## [Information shown]
'''

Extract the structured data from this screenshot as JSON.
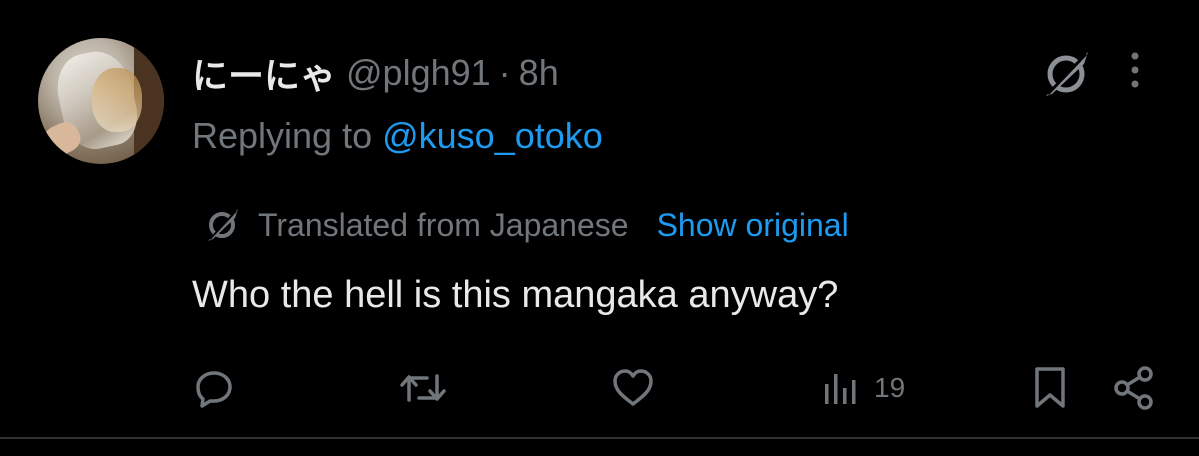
{
  "post": {
    "author": {
      "display_name": "にーにゃ",
      "handle": "@plgh91",
      "separator": "·",
      "time": "8h"
    },
    "replying_prefix": "Replying to ",
    "replying_to": "@kuso_otoko",
    "translation": {
      "label": "Translated from Japanese",
      "show_original": "Show original"
    },
    "text": "Who the hell is this mangaka anyway?",
    "actions": {
      "views_count": "19"
    }
  },
  "colors": {
    "background": "#000000",
    "text_primary": "#e7e9ea",
    "text_secondary": "#71767b",
    "accent": "#1d9bf0"
  },
  "icons": [
    "grok-icon",
    "more-options-icon",
    "reply-icon",
    "repost-icon",
    "like-icon",
    "views-icon",
    "bookmark-icon",
    "share-icon"
  ]
}
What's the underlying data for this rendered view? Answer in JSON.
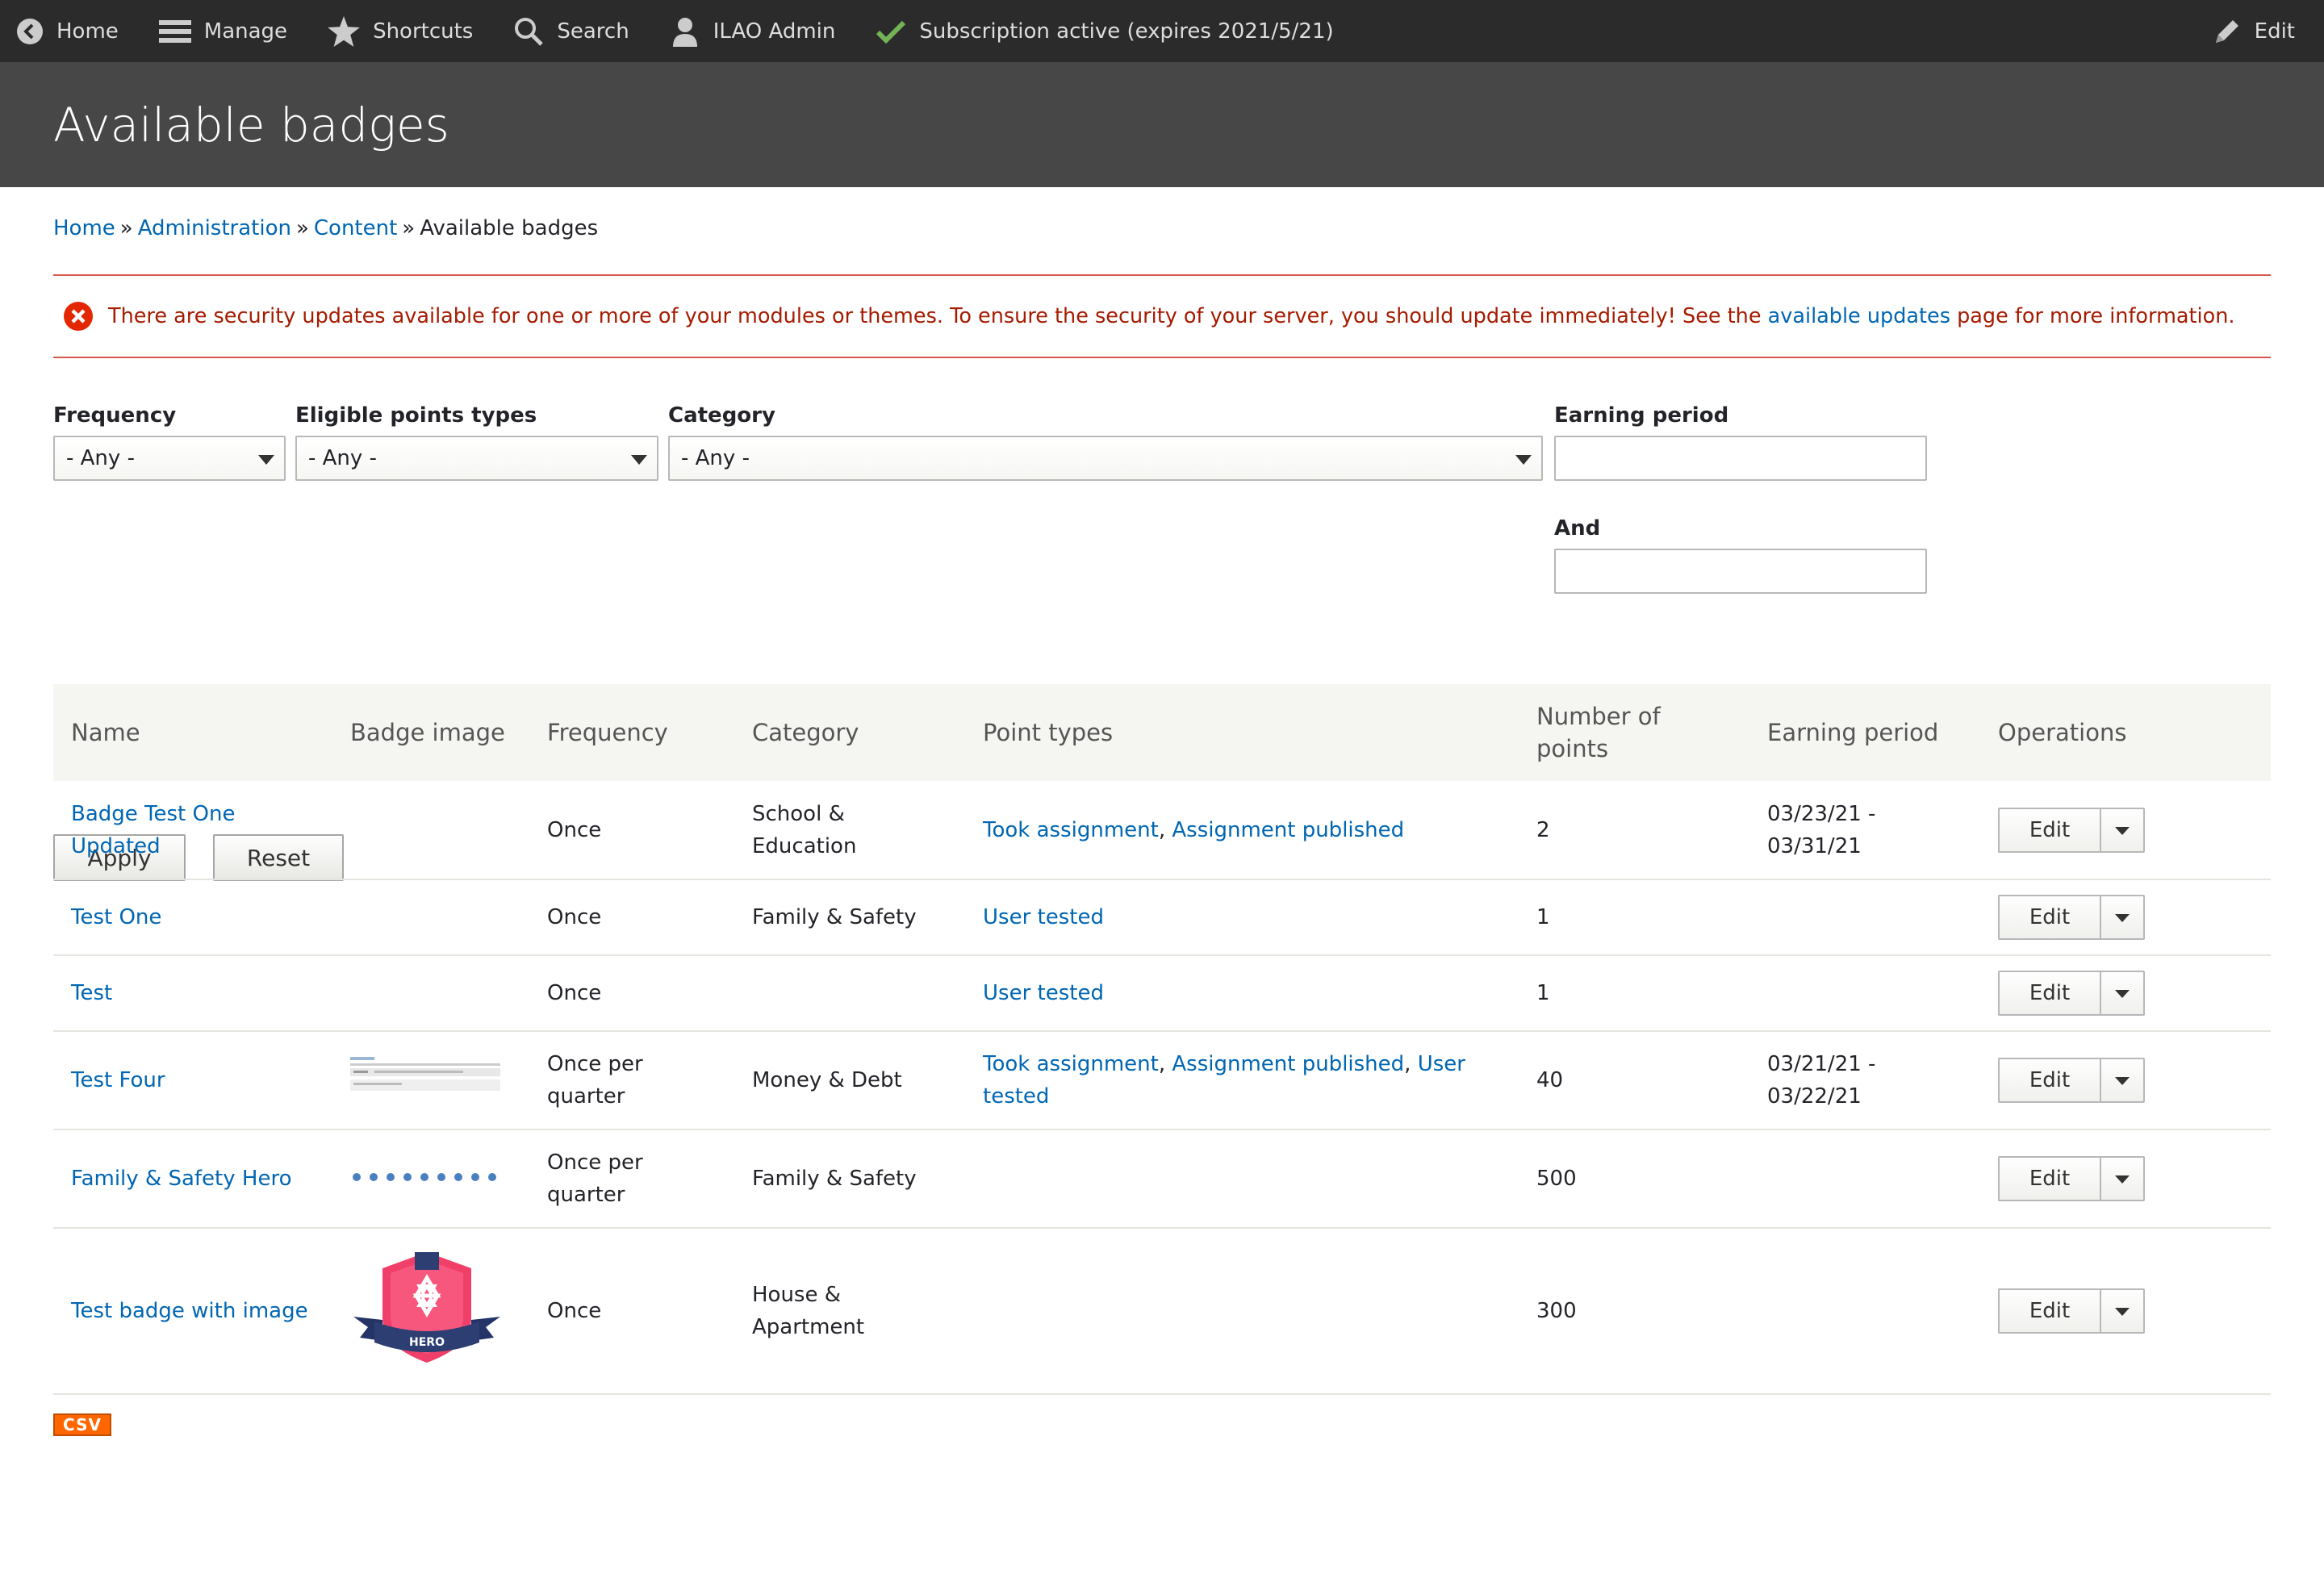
{
  "toolbar": {
    "home": "Home",
    "manage": "Manage",
    "shortcuts": "Shortcuts",
    "search": "Search",
    "user": "ILAO Admin",
    "subscription": "Subscription active (expires 2021/5/21)",
    "edit": "Edit"
  },
  "page": {
    "title": "Available badges"
  },
  "breadcrumb": {
    "home": "Home",
    "administration": "Administration",
    "content": "Content",
    "current": "Available badges",
    "separator": "»"
  },
  "message": {
    "text_before": "There are security updates available for one or more of your modules or themes. To ensure the security of your server, you should update immediately! See the ",
    "link": "available updates",
    "text_after": " page for more information."
  },
  "filters": {
    "frequency_label": "Frequency",
    "frequency_value": "- Any -",
    "points_label": "Eligible points types",
    "points_value": "- Any -",
    "category_label": "Category",
    "category_value": "- Any -",
    "earning_label": "Earning period",
    "and_label": "And",
    "apply": "Apply",
    "reset": "Reset"
  },
  "table": {
    "headers": {
      "name": "Name",
      "image": "Badge image",
      "frequency": "Frequency",
      "category": "Category",
      "point_types": "Point types",
      "points": "Number of points",
      "period": "Earning period",
      "ops": "Operations"
    },
    "edit_label": "Edit",
    "rows": [
      {
        "name": "Badge Test One Updated",
        "frequency": "Once",
        "category": "School & Education",
        "pt1": "Took assignment",
        "pt2": "Assignment published",
        "pt3": "",
        "points": "2",
        "period": "03/23/21 - 03/31/21"
      },
      {
        "name": "Test One",
        "frequency": "Once",
        "category": "Family & Safety",
        "pt1": "User tested",
        "pt2": "",
        "pt3": "",
        "points": "1",
        "period": ""
      },
      {
        "name": "Test",
        "frequency": "Once",
        "category": "",
        "pt1": "User tested",
        "pt2": "",
        "pt3": "",
        "points": "1",
        "period": ""
      },
      {
        "name": "Test Four",
        "frequency": "Once per quarter",
        "category": "Money & Debt",
        "pt1": "Took assignment",
        "pt2": "Assignment published",
        "pt3": "User tested",
        "points": "40",
        "period": "03/21/21 - 03/22/21"
      },
      {
        "name": "Family & Safety Hero",
        "frequency": "Once per quarter",
        "category": "Family & Safety",
        "pt1": "",
        "pt2": "",
        "pt3": "",
        "points": "500",
        "period": ""
      },
      {
        "name": "Test badge with image",
        "frequency": "Once",
        "category": "House & Apartment",
        "pt1": "",
        "pt2": "",
        "pt3": "",
        "points": "300",
        "period": "",
        "badge_text": "HERO"
      }
    ]
  },
  "csv_label": "CSV",
  "colors": {
    "link": "#0066b3",
    "error": "#a51b00",
    "toolbar": "#2b2b2b",
    "header": "#474747",
    "csv": "#ff6600"
  }
}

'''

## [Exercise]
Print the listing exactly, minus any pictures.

## [Answer space]
Extract the structured data from this screenshot as JSON.
{
  "post": {
    "author": {
      "display_name": "にーにゃ",
      "handle": "@plgh91",
      "separator": "·",
      "time": "8h"
    },
    "replying_prefix": "Replying to ",
    "replying_to": "@kuso_otoko",
    "translation": {
      "label": "Translated from Japanese",
      "show_original": "Show original"
    },
    "text": "Who the hell is this mangaka anyway?",
    "actions": {
      "views_count": "19"
    }
  },
  "colors": {
    "background": "#000000",
    "text_primary": "#e7e9ea",
    "text_secondary": "#71767b",
    "accent": "#1d9bf0"
  },
  "icons": [
    "grok-icon",
    "more-options-icon",
    "reply-icon",
    "repost-icon",
    "like-icon",
    "views-icon",
    "bookmark-icon",
    "share-icon"
  ]
}
What's the underlying data for this rendered view? Answer in JSON.
{
  "toolbar": {
    "home": "Home",
    "manage": "Manage",
    "shortcuts": "Shortcuts",
    "search": "Search",
    "user": "ILAO Admin",
    "subscription": "Subscription active (expires 2021/5/21)",
    "edit": "Edit"
  },
  "page": {
    "title": "Available badges"
  },
  "breadcrumb": {
    "home": "Home",
    "administration": "Administration",
    "content": "Content",
    "current": "Available badges",
    "separator": "»"
  },
  "message": {
    "text_before": "There are security updates available for one or more of your modules or themes. To ensure the security of your server, you should update immediately! See the ",
    "link": "available updates",
    "text_after": " page for more information."
  },
  "filters": {
    "frequency_label": "Frequency",
    "frequency_value": "- Any -",
    "points_label": "Eligible points types",
    "points_value": "- Any -",
    "category_label": "Category",
    "category_value": "- Any -",
    "earning_label": "Earning period",
    "and_label": "And",
    "apply": "Apply",
    "reset": "Reset"
  },
  "table": {
    "headers": {
      "name": "Name",
      "image": "Badge image",
      "frequency": "Frequency",
      "category": "Category",
      "point_types": "Point types",
      "points": "Number of points",
      "period": "Earning period",
      "ops": "Operations"
    },
    "edit_label": "Edit",
    "rows": [
      {
        "name": "Badge Test One Updated",
        "frequency": "Once",
        "category": "School & Education",
        "pt1": "Took assignment",
        "pt2": "Assignment published",
        "pt3": "",
        "points": "2",
        "period": "03/23/21 - 03/31/21"
      },
      {
        "name": "Test One",
        "frequency": "Once",
        "category": "Family & Safety",
        "pt1": "User tested",
        "pt2": "",
        "pt3": "",
        "points": "1",
        "period": ""
      },
      {
        "name": "Test",
        "frequency": "Once",
        "category": "",
        "pt1": "User tested",
        "pt2": "",
        "pt3": "",
        "points": "1",
        "period": ""
      },
      {
        "name": "Test Four",
        "frequency": "Once per quarter",
        "category": "Money & Debt",
        "pt1": "Took assignment",
        "pt2": "Assignment published",
        "pt3": "User tested",
        "points": "40",
        "period": "03/21/21 - 03/22/21"
      },
      {
        "name": "Family & Safety Hero",
        "frequency": "Once per quarter",
        "category": "Family & Safety",
        "pt1": "",
        "pt2": "",
        "pt3": "",
        "points": "500",
        "period": ""
      },
      {
        "name": "Test badge with image",
        "frequency": "Once",
        "category": "House & Apartment",
        "pt1": "",
        "pt2": "",
        "pt3": "",
        "points": "300",
        "period": "",
        "badge_text": "HERO"
      }
    ]
  },
  "csv_label": "CSV",
  "colors": {
    "link": "#0066b3",
    "error": "#a51b00",
    "toolbar": "#2b2b2b",
    "header": "#474747",
    "csv": "#ff6600"
  }
}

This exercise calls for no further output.